_Problem to solve_.
Each entry that follows should be retyped exactly.
═══ Supplied entries ═══
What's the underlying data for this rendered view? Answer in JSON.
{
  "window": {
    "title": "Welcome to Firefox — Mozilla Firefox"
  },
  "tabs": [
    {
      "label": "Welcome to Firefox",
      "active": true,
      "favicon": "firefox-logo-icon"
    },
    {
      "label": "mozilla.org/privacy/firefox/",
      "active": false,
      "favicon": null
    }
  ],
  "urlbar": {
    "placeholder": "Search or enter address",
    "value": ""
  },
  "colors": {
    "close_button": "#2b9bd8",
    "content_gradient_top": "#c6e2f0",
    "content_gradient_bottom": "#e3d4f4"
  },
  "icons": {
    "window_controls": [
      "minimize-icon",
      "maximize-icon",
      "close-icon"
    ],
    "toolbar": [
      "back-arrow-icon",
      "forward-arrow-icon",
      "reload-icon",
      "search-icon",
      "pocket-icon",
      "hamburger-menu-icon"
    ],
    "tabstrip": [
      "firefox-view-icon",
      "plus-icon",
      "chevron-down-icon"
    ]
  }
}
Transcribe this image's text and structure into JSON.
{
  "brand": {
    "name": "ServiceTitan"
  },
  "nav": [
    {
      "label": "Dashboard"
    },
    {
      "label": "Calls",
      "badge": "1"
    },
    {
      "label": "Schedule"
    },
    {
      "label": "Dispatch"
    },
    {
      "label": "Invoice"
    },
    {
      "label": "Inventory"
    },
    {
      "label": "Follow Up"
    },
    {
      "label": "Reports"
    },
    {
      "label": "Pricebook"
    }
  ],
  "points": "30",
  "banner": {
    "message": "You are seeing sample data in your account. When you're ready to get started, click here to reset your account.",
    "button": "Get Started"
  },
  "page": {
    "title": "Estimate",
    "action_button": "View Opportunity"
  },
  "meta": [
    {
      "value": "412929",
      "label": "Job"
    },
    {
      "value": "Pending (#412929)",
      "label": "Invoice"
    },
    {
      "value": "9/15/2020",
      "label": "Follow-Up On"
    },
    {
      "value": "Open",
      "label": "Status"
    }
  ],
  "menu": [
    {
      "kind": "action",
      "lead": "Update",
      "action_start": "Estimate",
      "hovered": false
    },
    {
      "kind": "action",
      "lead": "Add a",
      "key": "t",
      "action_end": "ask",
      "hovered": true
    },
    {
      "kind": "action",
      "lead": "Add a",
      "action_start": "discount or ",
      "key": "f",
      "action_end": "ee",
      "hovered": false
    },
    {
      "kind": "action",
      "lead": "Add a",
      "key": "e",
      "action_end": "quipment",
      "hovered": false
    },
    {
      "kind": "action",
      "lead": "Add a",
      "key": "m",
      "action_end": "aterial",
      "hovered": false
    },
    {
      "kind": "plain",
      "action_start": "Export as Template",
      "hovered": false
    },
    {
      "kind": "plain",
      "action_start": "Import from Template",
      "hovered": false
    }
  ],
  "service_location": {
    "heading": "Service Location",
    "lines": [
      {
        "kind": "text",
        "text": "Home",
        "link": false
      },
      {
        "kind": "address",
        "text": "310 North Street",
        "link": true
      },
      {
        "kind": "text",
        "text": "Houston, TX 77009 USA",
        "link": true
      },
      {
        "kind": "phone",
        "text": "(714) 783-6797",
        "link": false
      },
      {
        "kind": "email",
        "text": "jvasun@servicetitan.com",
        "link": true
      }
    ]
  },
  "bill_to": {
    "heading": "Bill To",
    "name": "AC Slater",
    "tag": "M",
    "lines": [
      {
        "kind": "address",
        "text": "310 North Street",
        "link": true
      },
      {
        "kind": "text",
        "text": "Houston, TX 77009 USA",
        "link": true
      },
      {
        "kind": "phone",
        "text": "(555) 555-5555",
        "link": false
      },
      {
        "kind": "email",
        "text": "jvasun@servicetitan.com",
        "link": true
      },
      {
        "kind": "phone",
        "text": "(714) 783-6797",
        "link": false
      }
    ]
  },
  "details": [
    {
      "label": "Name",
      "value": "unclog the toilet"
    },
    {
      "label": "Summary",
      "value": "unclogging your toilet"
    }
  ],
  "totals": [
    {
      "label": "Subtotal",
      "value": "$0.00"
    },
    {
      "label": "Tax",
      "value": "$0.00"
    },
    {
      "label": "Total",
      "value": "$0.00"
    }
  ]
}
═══
_Output of the exercise_.
What's the underlying data for this rendered view? Answer in JSON.
{
  "window": {
    "title": "Welcome to Firefox — Mozilla Firefox"
  },
  "tabs": [
    {
      "label": "Welcome to Firefox",
      "active": true,
      "favicon": "firefox-logo-icon"
    },
    {
      "label": "mozilla.org/privacy/firefox/",
      "active": false,
      "favicon": null
    }
  ],
  "urlbar": {
    "placeholder": "Search or enter address",
    "value": ""
  },
  "colors": {
    "close_button": "#2b9bd8",
    "content_gradient_top": "#c6e2f0",
    "content_gradient_bottom": "#e3d4f4"
  },
  "icons": {
    "window_controls": [
      "minimize-icon",
      "maximize-icon",
      "close-icon"
    ],
    "toolbar": [
      "back-arrow-icon",
      "forward-arrow-icon",
      "reload-icon",
      "search-icon",
      "pocket-icon",
      "hamburger-menu-icon"
    ],
    "tabstrip": [
      "firefox-view-icon",
      "plus-icon",
      "chevron-down-icon"
    ]
  }
}
Transcribe this image's text and structure into JSON.
{
  "brand": {
    "name": "ServiceTitan"
  },
  "nav": [
    {
      "label": "Dashboard"
    },
    {
      "label": "Calls",
      "badge": "1"
    },
    {
      "label": "Schedule"
    },
    {
      "label": "Dispatch"
    },
    {
      "label": "Invoice"
    },
    {
      "label": "Inventory"
    },
    {
      "label": "Follow Up"
    },
    {
      "label": "Reports"
    },
    {
      "label": "Pricebook"
    }
  ],
  "points": "30",
  "banner": {
    "message": "You are seeing sample data in your account. When you're ready to get started, click here to reset your account.",
    "button": "Get Started"
  },
  "page": {
    "title": "Estimate",
    "action_button": "View Opportunity"
  },
  "meta": [
    {
      "value": "412929",
      "label": "Job"
    },
    {
      "value": "Pending (#412929)",
      "label": "Invoice"
    },
    {
      "value": "9/15/2020",
      "label": "Follow-Up On"
    },
    {
      "value": "Open",
      "label": "Status"
    }
  ],
  "menu": [
    {
      "kind": "action",
      "lead": "Update",
      "action_start": "Estimate",
      "hovered": false
    },
    {
      "kind": "action",
      "lead": "Add a",
      "key": "t",
      "action_end": "ask",
      "hovered": true
    },
    {
      "kind": "action",
      "lead": "Add a",
      "action_start": "discount or ",
      "key": "f",
      "action_end": "ee",
      "hovered": false
    },
    {
      "kind": "action",
      "lead": "Add a",
      "key": "e",
      "action_end": "quipment",
      "hovered": false
    },
    {
      "kind": "action",
      "lead": "Add a",
      "key": "m",
      "action_end": "aterial",
      "hovered": false
    },
    {
      "kind": "plain",
      "action_start": "Export as Template",
      "hovered": false
    },
    {
      "kind": "plain",
      "action_start": "Import from Template",
      "hovered": false
    }
  ],
  "service_location": {
    "heading": "Service Location",
    "lines": [
      {
        "kind": "text",
        "text": "Home",
        "link": false
      },
      {
        "kind": "address",
        "text": "310 North Street",
        "link": true
      },
      {
        "kind": "text",
        "text": "Houston, TX 77009 USA",
        "link": true
      },
      {
        "kind": "phone",
        "text": "(714) 783-6797",
        "link": false
      },
      {
        "kind": "email",
        "text": "jvasun@servicetitan.com",
        "link": true
      }
    ]
  },
  "bill_to": {
    "heading": "Bill To",
    "name": "AC Slater",
    "tag": "M",
    "lines": [
      {
        "kind": "address",
        "text": "310 North Street",
        "link": true
      },
      {
        "kind": "text",
        "text": "Houston, TX 77009 USA",
        "link": true
      },
      {
        "kind": "phone",
        "text": "(555) 555-5555",
        "link": false
      },
      {
        "kind": "email",
        "text": "jvasun@servicetitan.com",
        "link": true
      },
      {
        "kind": "phone",
        "text": "(714) 783-6797",
        "link": false
      }
    ]
  },
  "details": [
    {
      "label": "Name",
      "value": "unclog the toilet"
    },
    {
      "label": "Summary",
      "value": "unclogging your toilet"
    }
  ],
  "totals": [
    {
      "label": "Subtotal",
      "value": "$0.00"
    },
    {
      "label": "Tax",
      "value": "$0.00"
    },
    {
      "label": "Total",
      "value": "$0.00"
    }
  ]
}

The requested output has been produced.